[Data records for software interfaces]
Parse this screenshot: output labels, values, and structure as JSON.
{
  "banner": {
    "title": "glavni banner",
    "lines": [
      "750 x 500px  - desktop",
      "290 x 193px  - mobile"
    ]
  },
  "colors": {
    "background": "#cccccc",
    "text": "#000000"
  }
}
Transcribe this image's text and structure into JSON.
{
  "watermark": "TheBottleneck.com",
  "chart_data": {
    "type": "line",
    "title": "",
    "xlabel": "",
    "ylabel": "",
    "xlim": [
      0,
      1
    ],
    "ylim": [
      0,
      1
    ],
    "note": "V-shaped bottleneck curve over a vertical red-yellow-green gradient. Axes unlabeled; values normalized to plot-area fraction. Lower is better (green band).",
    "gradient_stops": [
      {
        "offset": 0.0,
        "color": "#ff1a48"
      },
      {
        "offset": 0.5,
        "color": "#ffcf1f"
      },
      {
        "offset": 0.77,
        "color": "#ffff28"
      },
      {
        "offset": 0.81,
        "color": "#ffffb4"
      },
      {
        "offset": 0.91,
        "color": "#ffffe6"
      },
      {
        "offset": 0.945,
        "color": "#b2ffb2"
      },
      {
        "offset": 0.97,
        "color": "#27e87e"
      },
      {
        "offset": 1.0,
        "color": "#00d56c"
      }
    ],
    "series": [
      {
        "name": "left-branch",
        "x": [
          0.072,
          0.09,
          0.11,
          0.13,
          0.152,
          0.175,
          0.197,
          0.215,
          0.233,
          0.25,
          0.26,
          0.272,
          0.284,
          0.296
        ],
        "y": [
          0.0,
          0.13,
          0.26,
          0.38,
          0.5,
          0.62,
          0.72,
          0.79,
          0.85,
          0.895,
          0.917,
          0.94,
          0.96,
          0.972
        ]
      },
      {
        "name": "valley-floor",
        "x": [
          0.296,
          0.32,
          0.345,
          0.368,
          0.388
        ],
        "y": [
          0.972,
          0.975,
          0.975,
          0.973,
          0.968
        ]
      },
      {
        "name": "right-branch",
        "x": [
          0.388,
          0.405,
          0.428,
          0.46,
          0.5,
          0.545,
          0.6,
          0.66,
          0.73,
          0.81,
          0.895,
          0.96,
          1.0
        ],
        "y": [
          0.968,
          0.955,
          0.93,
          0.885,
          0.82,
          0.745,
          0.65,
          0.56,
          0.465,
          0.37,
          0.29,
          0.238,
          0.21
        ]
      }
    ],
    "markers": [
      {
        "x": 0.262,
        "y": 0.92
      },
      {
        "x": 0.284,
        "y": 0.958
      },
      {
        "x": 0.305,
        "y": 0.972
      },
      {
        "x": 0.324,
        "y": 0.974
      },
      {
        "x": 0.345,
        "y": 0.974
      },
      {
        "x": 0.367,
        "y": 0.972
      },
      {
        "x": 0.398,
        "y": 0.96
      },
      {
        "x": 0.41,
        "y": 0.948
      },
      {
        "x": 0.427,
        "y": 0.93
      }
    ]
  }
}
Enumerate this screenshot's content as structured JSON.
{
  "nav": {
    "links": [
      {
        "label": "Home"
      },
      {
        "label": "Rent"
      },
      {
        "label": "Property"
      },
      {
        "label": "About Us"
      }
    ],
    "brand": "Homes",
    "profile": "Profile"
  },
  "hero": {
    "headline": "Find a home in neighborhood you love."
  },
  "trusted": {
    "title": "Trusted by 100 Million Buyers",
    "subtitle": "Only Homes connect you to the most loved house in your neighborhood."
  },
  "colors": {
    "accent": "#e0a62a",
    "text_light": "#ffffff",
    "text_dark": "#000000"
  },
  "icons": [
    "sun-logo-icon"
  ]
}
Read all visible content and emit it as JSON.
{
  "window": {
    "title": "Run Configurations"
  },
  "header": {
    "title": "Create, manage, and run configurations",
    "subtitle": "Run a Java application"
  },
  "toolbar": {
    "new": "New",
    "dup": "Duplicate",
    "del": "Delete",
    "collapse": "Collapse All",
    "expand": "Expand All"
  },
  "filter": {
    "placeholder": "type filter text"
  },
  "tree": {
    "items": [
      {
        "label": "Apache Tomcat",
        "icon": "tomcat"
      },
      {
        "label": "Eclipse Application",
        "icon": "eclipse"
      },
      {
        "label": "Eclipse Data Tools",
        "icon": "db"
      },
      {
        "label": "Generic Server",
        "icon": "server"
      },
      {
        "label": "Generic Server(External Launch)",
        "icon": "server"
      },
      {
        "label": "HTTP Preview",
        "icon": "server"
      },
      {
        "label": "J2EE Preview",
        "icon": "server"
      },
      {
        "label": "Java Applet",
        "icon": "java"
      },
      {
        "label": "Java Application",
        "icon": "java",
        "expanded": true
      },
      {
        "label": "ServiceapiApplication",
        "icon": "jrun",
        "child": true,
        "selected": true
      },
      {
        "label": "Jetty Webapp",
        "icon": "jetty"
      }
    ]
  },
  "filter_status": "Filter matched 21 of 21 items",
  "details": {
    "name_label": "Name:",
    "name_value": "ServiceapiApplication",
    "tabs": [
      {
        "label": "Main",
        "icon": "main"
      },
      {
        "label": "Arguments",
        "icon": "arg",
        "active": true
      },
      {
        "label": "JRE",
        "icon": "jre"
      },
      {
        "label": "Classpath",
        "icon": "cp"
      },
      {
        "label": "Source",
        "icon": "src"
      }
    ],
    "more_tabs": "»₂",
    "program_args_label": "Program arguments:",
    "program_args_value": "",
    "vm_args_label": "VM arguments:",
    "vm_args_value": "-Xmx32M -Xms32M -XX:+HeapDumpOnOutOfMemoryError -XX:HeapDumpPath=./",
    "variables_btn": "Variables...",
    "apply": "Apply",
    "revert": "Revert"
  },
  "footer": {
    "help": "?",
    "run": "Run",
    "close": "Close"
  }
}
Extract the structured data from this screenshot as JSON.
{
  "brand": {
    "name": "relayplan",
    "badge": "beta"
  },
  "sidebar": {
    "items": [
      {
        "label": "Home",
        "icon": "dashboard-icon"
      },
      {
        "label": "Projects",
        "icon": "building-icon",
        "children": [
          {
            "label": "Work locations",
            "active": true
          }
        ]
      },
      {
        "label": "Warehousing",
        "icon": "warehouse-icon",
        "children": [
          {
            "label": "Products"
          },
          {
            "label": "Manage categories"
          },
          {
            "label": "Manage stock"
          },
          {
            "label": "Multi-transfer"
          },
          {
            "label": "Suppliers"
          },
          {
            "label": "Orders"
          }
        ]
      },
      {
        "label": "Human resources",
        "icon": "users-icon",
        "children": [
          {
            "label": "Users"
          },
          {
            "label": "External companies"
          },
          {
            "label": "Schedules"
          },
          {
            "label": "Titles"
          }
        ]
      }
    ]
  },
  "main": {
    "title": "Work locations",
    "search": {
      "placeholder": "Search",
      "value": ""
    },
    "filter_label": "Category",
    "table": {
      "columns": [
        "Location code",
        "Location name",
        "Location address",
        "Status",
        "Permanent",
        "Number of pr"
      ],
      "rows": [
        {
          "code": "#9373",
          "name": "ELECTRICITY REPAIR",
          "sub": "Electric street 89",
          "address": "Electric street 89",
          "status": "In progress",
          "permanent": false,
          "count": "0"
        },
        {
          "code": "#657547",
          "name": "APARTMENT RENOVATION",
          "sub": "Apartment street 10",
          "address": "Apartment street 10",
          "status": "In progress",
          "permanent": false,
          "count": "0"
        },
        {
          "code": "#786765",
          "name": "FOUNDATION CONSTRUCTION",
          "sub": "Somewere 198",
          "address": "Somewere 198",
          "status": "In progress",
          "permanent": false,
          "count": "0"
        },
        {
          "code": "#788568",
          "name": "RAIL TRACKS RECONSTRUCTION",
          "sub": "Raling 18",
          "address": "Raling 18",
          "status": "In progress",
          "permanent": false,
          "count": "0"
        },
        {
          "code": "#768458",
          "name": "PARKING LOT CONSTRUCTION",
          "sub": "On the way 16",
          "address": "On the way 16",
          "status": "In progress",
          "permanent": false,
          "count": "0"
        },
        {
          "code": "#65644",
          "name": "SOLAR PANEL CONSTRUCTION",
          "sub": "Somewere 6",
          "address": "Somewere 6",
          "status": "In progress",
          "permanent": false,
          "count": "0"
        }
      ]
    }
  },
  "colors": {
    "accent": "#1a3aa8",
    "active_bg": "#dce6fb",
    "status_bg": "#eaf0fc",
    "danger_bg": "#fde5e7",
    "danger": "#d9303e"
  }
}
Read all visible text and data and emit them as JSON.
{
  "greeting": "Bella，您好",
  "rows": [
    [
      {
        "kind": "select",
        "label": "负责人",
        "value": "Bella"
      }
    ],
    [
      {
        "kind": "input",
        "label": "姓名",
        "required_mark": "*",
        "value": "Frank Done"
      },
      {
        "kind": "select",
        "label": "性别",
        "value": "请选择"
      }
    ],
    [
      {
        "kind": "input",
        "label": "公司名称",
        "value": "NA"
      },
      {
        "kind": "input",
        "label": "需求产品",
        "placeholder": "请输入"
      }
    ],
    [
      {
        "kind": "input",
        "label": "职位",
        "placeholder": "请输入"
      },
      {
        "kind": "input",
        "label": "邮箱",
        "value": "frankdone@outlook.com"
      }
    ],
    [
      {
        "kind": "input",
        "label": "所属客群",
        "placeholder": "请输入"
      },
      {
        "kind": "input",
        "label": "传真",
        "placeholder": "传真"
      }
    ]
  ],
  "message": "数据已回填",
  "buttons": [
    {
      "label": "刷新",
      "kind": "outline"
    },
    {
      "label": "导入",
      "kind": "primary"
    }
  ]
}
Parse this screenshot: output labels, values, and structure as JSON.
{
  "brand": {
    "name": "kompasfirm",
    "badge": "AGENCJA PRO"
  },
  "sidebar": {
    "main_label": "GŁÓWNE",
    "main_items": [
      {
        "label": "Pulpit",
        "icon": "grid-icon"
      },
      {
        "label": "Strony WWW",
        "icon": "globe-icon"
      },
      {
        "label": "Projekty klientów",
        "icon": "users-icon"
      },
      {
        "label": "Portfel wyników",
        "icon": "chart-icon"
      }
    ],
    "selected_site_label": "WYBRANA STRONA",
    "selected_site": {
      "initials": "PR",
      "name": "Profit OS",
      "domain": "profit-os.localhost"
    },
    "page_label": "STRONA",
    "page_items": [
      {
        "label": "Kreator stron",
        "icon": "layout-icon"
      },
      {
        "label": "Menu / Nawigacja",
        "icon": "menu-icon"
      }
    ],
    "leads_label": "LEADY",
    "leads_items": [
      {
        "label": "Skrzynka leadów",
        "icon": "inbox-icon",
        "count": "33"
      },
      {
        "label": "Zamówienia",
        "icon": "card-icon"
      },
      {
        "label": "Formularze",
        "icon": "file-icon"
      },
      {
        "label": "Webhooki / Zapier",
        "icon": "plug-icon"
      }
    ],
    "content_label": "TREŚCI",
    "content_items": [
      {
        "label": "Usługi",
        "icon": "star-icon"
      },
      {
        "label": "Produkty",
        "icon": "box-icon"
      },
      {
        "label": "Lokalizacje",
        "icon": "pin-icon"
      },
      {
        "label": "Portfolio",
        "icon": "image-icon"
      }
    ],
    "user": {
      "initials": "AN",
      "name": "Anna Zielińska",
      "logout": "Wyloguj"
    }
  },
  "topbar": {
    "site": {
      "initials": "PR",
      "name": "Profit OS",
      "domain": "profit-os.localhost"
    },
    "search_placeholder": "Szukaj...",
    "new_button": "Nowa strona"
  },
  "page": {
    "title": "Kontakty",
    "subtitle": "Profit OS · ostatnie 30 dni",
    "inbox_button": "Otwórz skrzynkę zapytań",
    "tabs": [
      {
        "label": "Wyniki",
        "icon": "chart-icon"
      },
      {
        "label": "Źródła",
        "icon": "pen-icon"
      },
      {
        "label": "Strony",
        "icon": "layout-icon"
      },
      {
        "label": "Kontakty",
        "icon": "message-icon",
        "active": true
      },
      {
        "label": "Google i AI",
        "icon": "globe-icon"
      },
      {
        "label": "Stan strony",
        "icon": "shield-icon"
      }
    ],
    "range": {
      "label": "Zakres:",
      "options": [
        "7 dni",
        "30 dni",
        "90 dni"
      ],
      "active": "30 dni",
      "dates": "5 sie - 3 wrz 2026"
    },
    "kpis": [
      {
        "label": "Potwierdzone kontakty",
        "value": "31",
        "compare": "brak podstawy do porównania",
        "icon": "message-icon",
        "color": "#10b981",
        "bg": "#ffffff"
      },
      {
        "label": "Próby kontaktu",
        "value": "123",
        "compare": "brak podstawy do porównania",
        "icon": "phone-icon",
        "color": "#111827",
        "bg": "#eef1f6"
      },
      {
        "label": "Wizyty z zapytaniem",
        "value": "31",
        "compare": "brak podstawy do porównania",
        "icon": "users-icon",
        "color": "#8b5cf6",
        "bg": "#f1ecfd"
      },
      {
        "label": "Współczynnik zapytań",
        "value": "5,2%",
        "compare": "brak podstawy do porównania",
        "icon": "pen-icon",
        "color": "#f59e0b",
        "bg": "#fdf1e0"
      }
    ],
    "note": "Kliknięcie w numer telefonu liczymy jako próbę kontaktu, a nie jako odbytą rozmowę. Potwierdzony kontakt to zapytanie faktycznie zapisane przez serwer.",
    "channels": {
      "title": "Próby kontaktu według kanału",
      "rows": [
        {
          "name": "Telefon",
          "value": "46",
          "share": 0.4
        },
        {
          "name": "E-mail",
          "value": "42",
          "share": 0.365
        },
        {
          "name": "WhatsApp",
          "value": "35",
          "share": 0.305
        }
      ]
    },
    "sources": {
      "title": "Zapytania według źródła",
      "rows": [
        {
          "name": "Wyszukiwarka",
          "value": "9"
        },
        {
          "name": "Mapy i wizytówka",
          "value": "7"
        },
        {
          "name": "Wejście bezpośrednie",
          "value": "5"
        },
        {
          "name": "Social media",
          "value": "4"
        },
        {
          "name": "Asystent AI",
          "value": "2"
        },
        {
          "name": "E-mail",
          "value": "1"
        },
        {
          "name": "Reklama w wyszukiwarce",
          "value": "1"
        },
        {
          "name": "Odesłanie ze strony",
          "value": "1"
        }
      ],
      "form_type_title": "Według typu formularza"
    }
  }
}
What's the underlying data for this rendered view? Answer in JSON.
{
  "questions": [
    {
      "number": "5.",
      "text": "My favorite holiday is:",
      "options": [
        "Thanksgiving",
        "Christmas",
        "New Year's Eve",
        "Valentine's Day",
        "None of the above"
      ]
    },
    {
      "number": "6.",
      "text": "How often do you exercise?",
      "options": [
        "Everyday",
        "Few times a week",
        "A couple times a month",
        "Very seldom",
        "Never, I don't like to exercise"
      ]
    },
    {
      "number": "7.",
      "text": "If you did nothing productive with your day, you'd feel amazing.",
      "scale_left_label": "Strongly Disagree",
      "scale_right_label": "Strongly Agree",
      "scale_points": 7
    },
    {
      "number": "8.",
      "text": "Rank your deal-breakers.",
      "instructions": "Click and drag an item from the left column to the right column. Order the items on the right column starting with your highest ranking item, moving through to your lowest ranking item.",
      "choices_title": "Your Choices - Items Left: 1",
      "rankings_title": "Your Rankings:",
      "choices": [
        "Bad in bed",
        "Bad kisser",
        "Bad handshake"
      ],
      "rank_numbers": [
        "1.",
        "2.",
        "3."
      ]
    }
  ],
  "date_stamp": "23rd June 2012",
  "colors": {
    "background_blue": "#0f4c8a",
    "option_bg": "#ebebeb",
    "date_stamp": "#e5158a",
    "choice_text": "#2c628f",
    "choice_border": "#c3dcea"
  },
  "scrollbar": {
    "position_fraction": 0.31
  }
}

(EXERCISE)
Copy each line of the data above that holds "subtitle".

(RESPONSE)
    "subtitle": "Only Homes connect you to the most loved house in your neighborhood."
    "subtitle": "Run a Java application"
    "subtitle": "Profit OS · ostatnie 30 dni",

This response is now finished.